- What you have to do
Exact copy, pictures excluded: reproduce every record below.

- Given records
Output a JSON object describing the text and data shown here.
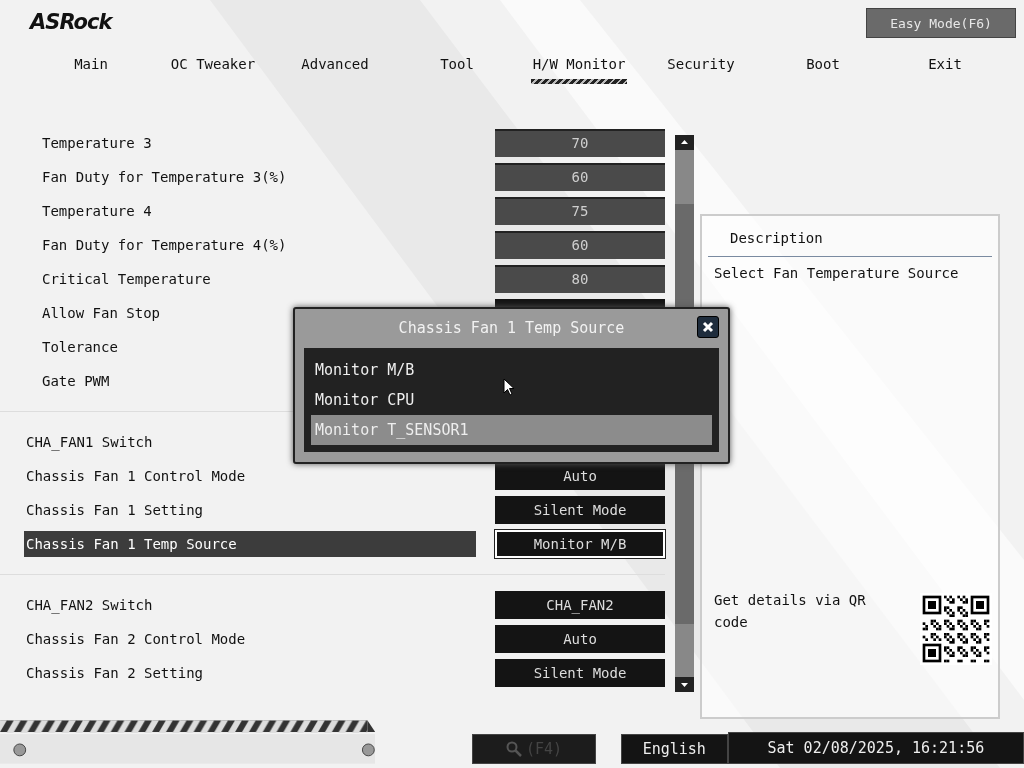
{
  "logo": "ASRock",
  "easy_mode_button": "Easy Mode(F6)",
  "tabs": [
    {
      "label": "Main",
      "selected": false
    },
    {
      "label": "OC Tweaker",
      "selected": false
    },
    {
      "label": "Advanced",
      "selected": false
    },
    {
      "label": "Tool",
      "selected": false
    },
    {
      "label": "H/W Monitor",
      "selected": true
    },
    {
      "label": "Security",
      "selected": false
    },
    {
      "label": "Boot",
      "selected": false
    },
    {
      "label": "Exit",
      "selected": false
    }
  ],
  "settings": [
    [
      {
        "label": "Temperature 3",
        "indented": true,
        "selected": false,
        "kind": "number",
        "value": "70"
      },
      {
        "label": "Fan Duty for Temperature 3(%)",
        "indented": true,
        "selected": false,
        "kind": "number",
        "value": "60"
      },
      {
        "label": "Temperature 4",
        "indented": true,
        "selected": false,
        "kind": "number",
        "value": "75"
      },
      {
        "label": "Fan Duty for Temperature 4(%)",
        "indented": true,
        "selected": false,
        "kind": "number",
        "value": "60"
      },
      {
        "label": "Critical Temperature",
        "indented": true,
        "selected": false,
        "kind": "number",
        "value": "80"
      },
      {
        "label": "Allow Fan Stop",
        "indented": true,
        "selected": false,
        "kind": "hidden"
      },
      {
        "label": "Tolerance",
        "indented": true,
        "selected": false,
        "kind": "none"
      },
      {
        "label": "Gate PWM",
        "indented": true,
        "selected": false,
        "kind": "none"
      }
    ],
    [
      {
        "label": "CHA_FAN1 Switch",
        "indented": false,
        "selected": false,
        "kind": "none"
      },
      {
        "label": "Chassis Fan 1 Control Mode",
        "indented": false,
        "selected": false,
        "kind": "option",
        "value": "Auto"
      },
      {
        "label": "Chassis Fan 1 Setting",
        "indented": false,
        "selected": false,
        "kind": "option",
        "value": "Silent Mode"
      },
      {
        "label": "Chassis Fan 1 Temp Source",
        "indented": false,
        "selected": true,
        "kind": "option",
        "value": "Monitor M/B"
      }
    ],
    [
      {
        "label": "CHA_FAN2 Switch",
        "indented": false,
        "selected": false,
        "kind": "option",
        "value": "CHA_FAN2"
      },
      {
        "label": "Chassis Fan 2 Control Mode",
        "indented": false,
        "selected": false,
        "kind": "option",
        "value": "Auto"
      },
      {
        "label": "Chassis Fan 2 Setting",
        "indented": false,
        "selected": false,
        "kind": "option",
        "value": "Silent Mode"
      }
    ]
  ],
  "description": {
    "title": "Description",
    "text": "Select Fan Temperature Source",
    "qr_text": "Get details via QR code"
  },
  "dialog": {
    "title": "Chassis Fan 1 Temp Source",
    "options": [
      {
        "label": "Monitor M/B",
        "selected": false
      },
      {
        "label": "Monitor CPU",
        "selected": false
      },
      {
        "label": "Monitor T_SENSOR1",
        "selected": true
      }
    ]
  },
  "footer": {
    "search": "(F4)",
    "language": "English",
    "datetime": "Sat 02/08/2025, 16:21:56"
  }
}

- Written solution
Output a JSON object describing the text and data shown here.
{
  "logo": "ASRock",
  "easy_mode_button": "Easy Mode(F6)",
  "tabs": [
    {
      "label": "Main",
      "selected": false
    },
    {
      "label": "OC Tweaker",
      "selected": false
    },
    {
      "label": "Advanced",
      "selected": false
    },
    {
      "label": "Tool",
      "selected": false
    },
    {
      "label": "H/W Monitor",
      "selected": true
    },
    {
      "label": "Security",
      "selected": false
    },
    {
      "label": "Boot",
      "selected": false
    },
    {
      "label": "Exit",
      "selected": false
    }
  ],
  "settings": [
    [
      {
        "label": "Temperature 3",
        "indented": true,
        "selected": false,
        "kind": "number",
        "value": "70"
      },
      {
        "label": "Fan Duty for Temperature 3(%)",
        "indented": true,
        "selected": false,
        "kind": "number",
        "value": "60"
      },
      {
        "label": "Temperature 4",
        "indented": true,
        "selected": false,
        "kind": "number",
        "value": "75"
      },
      {
        "label": "Fan Duty for Temperature 4(%)",
        "indented": true,
        "selected": false,
        "kind": "number",
        "value": "60"
      },
      {
        "label": "Critical Temperature",
        "indented": true,
        "selected": false,
        "kind": "number",
        "value": "80"
      },
      {
        "label": "Allow Fan Stop",
        "indented": true,
        "selected": false,
        "kind": "hidden"
      },
      {
        "label": "Tolerance",
        "indented": true,
        "selected": false,
        "kind": "none"
      },
      {
        "label": "Gate PWM",
        "indented": true,
        "selected": false,
        "kind": "none"
      }
    ],
    [
      {
        "label": "CHA_FAN1 Switch",
        "indented": false,
        "selected": false,
        "kind": "none"
      },
      {
        "label": "Chassis Fan 1 Control Mode",
        "indented": false,
        "selected": false,
        "kind": "option",
        "value": "Auto"
      },
      {
        "label": "Chassis Fan 1 Setting",
        "indented": false,
        "selected": false,
        "kind": "option",
        "value": "Silent Mode"
      },
      {
        "label": "Chassis Fan 1 Temp Source",
        "indented": false,
        "selected": true,
        "kind": "option",
        "value": "Monitor M/B"
      }
    ],
    [
      {
        "label": "CHA_FAN2 Switch",
        "indented": false,
        "selected": false,
        "kind": "option",
        "value": "CHA_FAN2"
      },
      {
        "label": "Chassis Fan 2 Control Mode",
        "indented": false,
        "selected": false,
        "kind": "option",
        "value": "Auto"
      },
      {
        "label": "Chassis Fan 2 Setting",
        "indented": false,
        "selected": false,
        "kind": "option",
        "value": "Silent Mode"
      }
    ]
  ],
  "description": {
    "title": "Description",
    "text": "Select Fan Temperature Source",
    "qr_text": "Get details via QR code"
  },
  "dialog": {
    "title": "Chassis Fan 1 Temp Source",
    "options": [
      {
        "label": "Monitor M/B",
        "selected": false
      },
      {
        "label": "Monitor CPU",
        "selected": false
      },
      {
        "label": "Monitor T_SENSOR1",
        "selected": true
      }
    ]
  },
  "footer": {
    "search": "(F4)",
    "language": "English",
    "datetime": "Sat 02/08/2025, 16:21:56"
  }
}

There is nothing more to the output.